“For the survival of young short film makers and aspiring animators today, we really need to begin training people to pay for short films. Theatrical tours and DVD sales and the old models that I relied on are not going to be realistic much longer for them (or even for me).” He notes that the free YouTube model the public is growing fond of is hurting independent filmmakers, its teaching the newer generations of artists that their work has no value and that their “silly” personal projects should just be dumped online for free.
Unfortunately, the “free” model isn’t exactly viable for most people working on their own as Hertzfeldt does, “… if they’re lucky it will attract an advertising gig to pay the bills. And maybe make one more “personal project” that they can do on the side again. It’s not a good cycle.”. Don then began to speak about how he was on the Sundance Jury a few years ago, he watched amazing short films and independent productions that were met with great praise from the jury and festival attendees alike. Unfortunately, these same films would later fade into obscurity after their festival screenings, with little to no funds for a theatrical or physical release and with the creators reluctant to upload their films for fear of having them circulated for free, these films often disappear.
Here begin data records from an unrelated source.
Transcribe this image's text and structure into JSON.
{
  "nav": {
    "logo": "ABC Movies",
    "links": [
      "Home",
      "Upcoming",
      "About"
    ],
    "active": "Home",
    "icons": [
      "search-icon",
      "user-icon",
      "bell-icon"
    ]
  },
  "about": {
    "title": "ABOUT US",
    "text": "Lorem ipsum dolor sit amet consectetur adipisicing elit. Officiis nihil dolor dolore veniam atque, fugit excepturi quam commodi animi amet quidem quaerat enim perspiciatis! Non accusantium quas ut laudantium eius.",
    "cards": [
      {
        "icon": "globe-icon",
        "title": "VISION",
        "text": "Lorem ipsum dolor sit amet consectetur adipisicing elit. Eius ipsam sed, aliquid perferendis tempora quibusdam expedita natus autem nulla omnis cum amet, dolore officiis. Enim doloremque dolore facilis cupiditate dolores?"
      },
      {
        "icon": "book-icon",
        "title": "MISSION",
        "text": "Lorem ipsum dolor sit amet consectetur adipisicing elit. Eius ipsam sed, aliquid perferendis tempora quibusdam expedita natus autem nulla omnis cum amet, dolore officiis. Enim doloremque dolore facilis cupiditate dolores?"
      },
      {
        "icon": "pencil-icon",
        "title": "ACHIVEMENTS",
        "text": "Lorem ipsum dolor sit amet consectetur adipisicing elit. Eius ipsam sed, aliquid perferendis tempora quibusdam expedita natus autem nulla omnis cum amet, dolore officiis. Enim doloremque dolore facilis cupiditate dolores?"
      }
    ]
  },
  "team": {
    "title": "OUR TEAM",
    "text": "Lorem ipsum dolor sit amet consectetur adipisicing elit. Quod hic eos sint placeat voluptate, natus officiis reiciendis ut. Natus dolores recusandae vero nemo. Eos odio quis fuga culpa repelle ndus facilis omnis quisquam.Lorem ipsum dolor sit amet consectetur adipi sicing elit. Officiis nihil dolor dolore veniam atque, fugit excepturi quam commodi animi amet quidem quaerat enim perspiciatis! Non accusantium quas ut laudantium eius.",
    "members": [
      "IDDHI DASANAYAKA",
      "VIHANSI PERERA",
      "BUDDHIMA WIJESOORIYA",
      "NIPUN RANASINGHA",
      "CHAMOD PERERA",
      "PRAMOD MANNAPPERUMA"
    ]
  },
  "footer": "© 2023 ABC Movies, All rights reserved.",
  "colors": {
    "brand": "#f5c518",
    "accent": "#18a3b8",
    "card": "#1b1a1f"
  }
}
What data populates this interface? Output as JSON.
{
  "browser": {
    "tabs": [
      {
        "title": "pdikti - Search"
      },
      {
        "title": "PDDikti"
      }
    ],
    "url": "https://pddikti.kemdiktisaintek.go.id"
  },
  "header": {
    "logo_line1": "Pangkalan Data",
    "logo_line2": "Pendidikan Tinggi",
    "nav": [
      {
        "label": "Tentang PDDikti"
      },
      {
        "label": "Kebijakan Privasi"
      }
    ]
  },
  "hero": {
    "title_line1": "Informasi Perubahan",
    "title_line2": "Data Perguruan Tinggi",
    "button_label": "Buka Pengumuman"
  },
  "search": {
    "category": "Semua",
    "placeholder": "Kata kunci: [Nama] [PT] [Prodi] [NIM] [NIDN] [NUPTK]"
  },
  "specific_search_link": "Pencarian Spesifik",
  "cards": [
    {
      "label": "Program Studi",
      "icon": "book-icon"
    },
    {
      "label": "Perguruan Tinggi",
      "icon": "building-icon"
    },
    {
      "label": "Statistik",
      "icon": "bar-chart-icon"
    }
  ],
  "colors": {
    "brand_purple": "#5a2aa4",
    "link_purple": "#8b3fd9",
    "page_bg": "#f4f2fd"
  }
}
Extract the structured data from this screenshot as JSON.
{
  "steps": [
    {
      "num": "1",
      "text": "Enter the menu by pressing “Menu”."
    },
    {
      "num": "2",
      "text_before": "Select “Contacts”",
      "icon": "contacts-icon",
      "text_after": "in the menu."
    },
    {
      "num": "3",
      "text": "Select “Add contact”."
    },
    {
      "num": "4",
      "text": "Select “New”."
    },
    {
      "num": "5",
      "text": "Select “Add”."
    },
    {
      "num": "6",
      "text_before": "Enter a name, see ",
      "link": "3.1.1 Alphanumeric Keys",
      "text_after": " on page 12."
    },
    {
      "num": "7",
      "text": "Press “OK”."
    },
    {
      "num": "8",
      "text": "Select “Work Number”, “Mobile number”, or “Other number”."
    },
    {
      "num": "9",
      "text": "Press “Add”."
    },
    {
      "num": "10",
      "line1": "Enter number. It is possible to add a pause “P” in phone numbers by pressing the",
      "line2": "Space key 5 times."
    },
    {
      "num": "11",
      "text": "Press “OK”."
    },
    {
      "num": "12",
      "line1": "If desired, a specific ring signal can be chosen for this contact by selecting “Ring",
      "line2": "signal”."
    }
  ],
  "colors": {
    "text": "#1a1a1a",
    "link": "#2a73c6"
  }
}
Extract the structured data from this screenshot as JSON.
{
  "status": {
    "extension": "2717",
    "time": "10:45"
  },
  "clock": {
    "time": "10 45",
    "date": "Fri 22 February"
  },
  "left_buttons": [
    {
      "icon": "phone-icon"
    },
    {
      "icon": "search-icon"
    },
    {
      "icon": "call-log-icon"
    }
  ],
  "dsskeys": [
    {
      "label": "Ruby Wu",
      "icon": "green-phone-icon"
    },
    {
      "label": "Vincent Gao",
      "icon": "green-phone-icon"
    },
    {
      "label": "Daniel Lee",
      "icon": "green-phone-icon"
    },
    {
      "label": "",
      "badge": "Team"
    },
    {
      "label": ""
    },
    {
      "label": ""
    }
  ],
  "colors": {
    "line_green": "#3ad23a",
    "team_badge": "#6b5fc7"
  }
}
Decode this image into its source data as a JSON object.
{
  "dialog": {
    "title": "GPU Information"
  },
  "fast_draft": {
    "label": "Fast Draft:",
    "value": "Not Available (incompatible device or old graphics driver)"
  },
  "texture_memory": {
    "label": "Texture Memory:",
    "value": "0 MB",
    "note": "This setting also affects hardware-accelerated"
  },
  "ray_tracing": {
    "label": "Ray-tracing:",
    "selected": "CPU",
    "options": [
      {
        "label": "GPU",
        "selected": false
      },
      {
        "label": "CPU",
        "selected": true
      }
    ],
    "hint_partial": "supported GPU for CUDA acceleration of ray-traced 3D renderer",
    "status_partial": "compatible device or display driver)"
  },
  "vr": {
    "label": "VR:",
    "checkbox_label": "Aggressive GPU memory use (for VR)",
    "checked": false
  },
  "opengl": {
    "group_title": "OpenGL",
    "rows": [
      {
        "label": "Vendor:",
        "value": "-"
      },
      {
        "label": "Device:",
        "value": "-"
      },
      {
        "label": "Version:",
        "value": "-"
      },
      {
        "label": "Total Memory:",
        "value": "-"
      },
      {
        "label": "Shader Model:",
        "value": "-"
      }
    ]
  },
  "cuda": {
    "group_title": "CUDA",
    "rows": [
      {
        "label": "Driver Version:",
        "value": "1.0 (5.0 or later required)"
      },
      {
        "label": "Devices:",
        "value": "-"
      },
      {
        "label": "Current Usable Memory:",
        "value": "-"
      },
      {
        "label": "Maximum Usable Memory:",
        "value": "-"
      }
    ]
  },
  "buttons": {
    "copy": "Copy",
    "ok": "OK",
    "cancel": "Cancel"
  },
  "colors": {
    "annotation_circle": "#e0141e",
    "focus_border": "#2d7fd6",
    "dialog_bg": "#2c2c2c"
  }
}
He says, “…many filmmakers aren’t even bothering with the internet… “Getting exposure” doesn’t fund films. When you pay to see a movie you are casting a vote. You are saying, hey please go make more of this sort of thing.”. Everyone knows that Hollywood is a machine that makes money, and all it wants to do is make more money. People tend to bemoan and complain about the string of bad movies were forced to watch in between the few gems, and yet they line up to see them, casting their votes for more bad movies to be made. Nobody is forcing people to watch the “bad” movies, but they go and watch them anyway. However, when people pay to see independent movies they are saying, “hey i’d like you to actually have the chance to go make another one.”.
Hertzfeldt announced he was working on a new feature length film as well, ‘Antarctica’, saying the only thing holding it back at present was paperwork. He mentioned he will continue to make more shorts leading up to the new film. Finally, when asked on how he defines art Hertzfeldt said, “Anything artificial that is intended to produce an emotional reaction.”.
You can see some of Don’s shorts on his channel at YouTube, watch his short ‘World of Tomorrow’ on Vimeo on Demand, and check out his website. If you’d like to find out more, including Don’s favorite ice cream flavor and his opinion on David Lynch, you can read the full AMA here.